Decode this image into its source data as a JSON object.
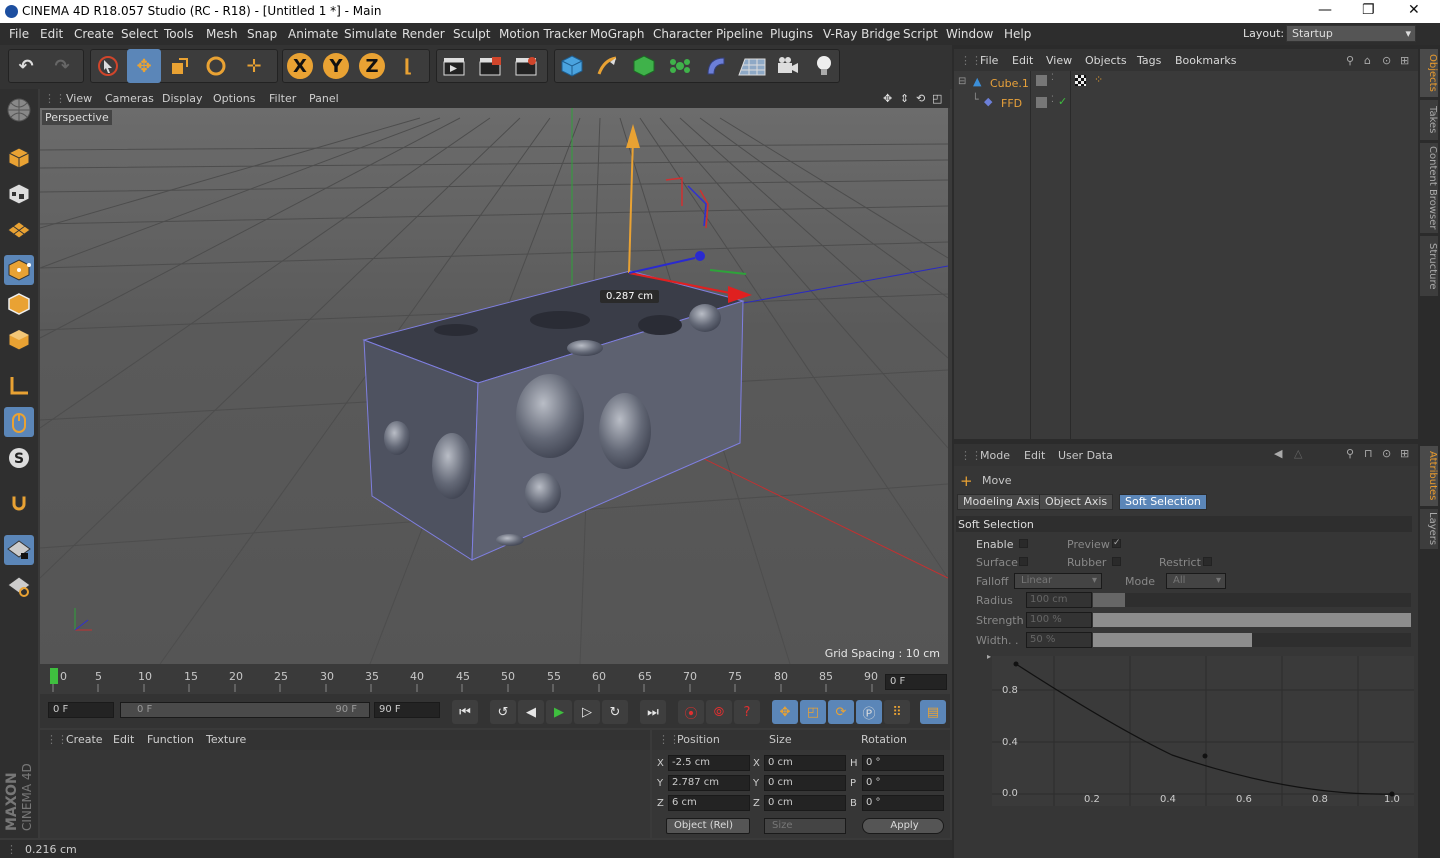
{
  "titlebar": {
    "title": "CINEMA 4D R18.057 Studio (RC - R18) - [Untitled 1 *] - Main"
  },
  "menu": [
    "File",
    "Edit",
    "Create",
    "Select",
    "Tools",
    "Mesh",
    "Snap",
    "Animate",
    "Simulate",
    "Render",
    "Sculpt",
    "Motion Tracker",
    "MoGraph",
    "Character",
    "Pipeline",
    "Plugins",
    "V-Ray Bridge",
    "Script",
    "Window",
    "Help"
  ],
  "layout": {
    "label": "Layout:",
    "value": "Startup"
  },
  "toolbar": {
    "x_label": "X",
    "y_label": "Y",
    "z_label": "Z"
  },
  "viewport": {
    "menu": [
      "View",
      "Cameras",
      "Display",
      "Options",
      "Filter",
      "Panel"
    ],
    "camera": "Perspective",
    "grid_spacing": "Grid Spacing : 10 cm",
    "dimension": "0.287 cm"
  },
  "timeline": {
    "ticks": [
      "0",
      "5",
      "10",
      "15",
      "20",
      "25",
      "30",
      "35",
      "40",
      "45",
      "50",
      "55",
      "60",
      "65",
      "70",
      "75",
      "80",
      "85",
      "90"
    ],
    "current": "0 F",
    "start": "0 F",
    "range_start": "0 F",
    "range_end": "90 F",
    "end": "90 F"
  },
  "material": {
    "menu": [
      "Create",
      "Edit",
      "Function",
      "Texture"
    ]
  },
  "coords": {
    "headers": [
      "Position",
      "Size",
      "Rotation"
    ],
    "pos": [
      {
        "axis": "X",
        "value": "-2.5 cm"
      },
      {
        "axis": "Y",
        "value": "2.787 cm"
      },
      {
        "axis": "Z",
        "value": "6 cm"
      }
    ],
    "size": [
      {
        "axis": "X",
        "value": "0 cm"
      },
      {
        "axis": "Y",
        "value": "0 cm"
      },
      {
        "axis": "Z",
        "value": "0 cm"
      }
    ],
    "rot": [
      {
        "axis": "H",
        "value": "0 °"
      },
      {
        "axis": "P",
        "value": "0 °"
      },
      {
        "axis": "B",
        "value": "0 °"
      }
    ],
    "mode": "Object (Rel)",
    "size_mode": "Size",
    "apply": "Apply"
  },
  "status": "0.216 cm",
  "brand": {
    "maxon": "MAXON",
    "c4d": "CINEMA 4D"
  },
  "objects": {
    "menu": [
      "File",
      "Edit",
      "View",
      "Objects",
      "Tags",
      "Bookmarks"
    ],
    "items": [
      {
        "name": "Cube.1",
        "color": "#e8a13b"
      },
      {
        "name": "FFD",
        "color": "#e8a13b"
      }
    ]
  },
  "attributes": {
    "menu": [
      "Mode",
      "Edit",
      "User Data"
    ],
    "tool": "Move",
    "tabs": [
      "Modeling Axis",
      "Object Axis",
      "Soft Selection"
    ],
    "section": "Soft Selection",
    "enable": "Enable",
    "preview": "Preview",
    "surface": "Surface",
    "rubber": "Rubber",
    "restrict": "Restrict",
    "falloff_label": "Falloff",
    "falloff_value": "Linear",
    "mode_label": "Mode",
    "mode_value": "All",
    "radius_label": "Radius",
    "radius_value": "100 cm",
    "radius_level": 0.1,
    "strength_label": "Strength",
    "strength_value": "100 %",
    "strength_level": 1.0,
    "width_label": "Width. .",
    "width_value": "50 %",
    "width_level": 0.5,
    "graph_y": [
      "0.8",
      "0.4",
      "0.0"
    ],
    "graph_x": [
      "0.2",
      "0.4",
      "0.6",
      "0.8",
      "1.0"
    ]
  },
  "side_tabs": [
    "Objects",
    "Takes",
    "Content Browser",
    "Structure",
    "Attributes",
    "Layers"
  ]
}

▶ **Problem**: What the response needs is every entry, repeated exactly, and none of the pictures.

▶ **Response area**:
Decode this image into its source data as a JSON object.
{
  "titlebar": {
    "title": "CINEMA 4D R18.057 Studio (RC - R18) - [Untitled 1 *] - Main"
  },
  "menu": [
    "File",
    "Edit",
    "Create",
    "Select",
    "Tools",
    "Mesh",
    "Snap",
    "Animate",
    "Simulate",
    "Render",
    "Sculpt",
    "Motion Tracker",
    "MoGraph",
    "Character",
    "Pipeline",
    "Plugins",
    "V-Ray Bridge",
    "Script",
    "Window",
    "Help"
  ],
  "layout": {
    "label": "Layout:",
    "value": "Startup"
  },
  "toolbar": {
    "x_label": "X",
    "y_label": "Y",
    "z_label": "Z"
  },
  "viewport": {
    "menu": [
      "View",
      "Cameras",
      "Display",
      "Options",
      "Filter",
      "Panel"
    ],
    "camera": "Perspective",
    "grid_spacing": "Grid Spacing : 10 cm",
    "dimension": "0.287 cm"
  },
  "timeline": {
    "ticks": [
      "0",
      "5",
      "10",
      "15",
      "20",
      "25",
      "30",
      "35",
      "40",
      "45",
      "50",
      "55",
      "60",
      "65",
      "70",
      "75",
      "80",
      "85",
      "90"
    ],
    "current": "0 F",
    "start": "0 F",
    "range_start": "0 F",
    "range_end": "90 F",
    "end": "90 F"
  },
  "material": {
    "menu": [
      "Create",
      "Edit",
      "Function",
      "Texture"
    ]
  },
  "coords": {
    "headers": [
      "Position",
      "Size",
      "Rotation"
    ],
    "pos": [
      {
        "axis": "X",
        "value": "-2.5 cm"
      },
      {
        "axis": "Y",
        "value": "2.787 cm"
      },
      {
        "axis": "Z",
        "value": "6 cm"
      }
    ],
    "size": [
      {
        "axis": "X",
        "value": "0 cm"
      },
      {
        "axis": "Y",
        "value": "0 cm"
      },
      {
        "axis": "Z",
        "value": "0 cm"
      }
    ],
    "rot": [
      {
        "axis": "H",
        "value": "0 °"
      },
      {
        "axis": "P",
        "value": "0 °"
      },
      {
        "axis": "B",
        "value": "0 °"
      }
    ],
    "mode": "Object (Rel)",
    "size_mode": "Size",
    "apply": "Apply"
  },
  "status": "0.216 cm",
  "brand": {
    "maxon": "MAXON",
    "c4d": "CINEMA 4D"
  },
  "objects": {
    "menu": [
      "File",
      "Edit",
      "View",
      "Objects",
      "Tags",
      "Bookmarks"
    ],
    "items": [
      {
        "name": "Cube.1",
        "color": "#e8a13b"
      },
      {
        "name": "FFD",
        "color": "#e8a13b"
      }
    ]
  },
  "attributes": {
    "menu": [
      "Mode",
      "Edit",
      "User Data"
    ],
    "tool": "Move",
    "tabs": [
      "Modeling Axis",
      "Object Axis",
      "Soft Selection"
    ],
    "section": "Soft Selection",
    "enable": "Enable",
    "preview": "Preview",
    "surface": "Surface",
    "rubber": "Rubber",
    "restrict": "Restrict",
    "falloff_label": "Falloff",
    "falloff_value": "Linear",
    "mode_label": "Mode",
    "mode_value": "All",
    "radius_label": "Radius",
    "radius_value": "100 cm",
    "radius_level": 0.1,
    "strength_label": "Strength",
    "strength_value": "100 %",
    "strength_level": 1.0,
    "width_label": "Width. .",
    "width_value": "50 %",
    "width_level": 0.5,
    "graph_y": [
      "0.8",
      "0.4",
      "0.0"
    ],
    "graph_x": [
      "0.2",
      "0.4",
      "0.6",
      "0.8",
      "1.0"
    ]
  },
  "side_tabs": [
    "Objects",
    "Takes",
    "Content Browser",
    "Structure",
    "Attributes",
    "Layers"
  ]
}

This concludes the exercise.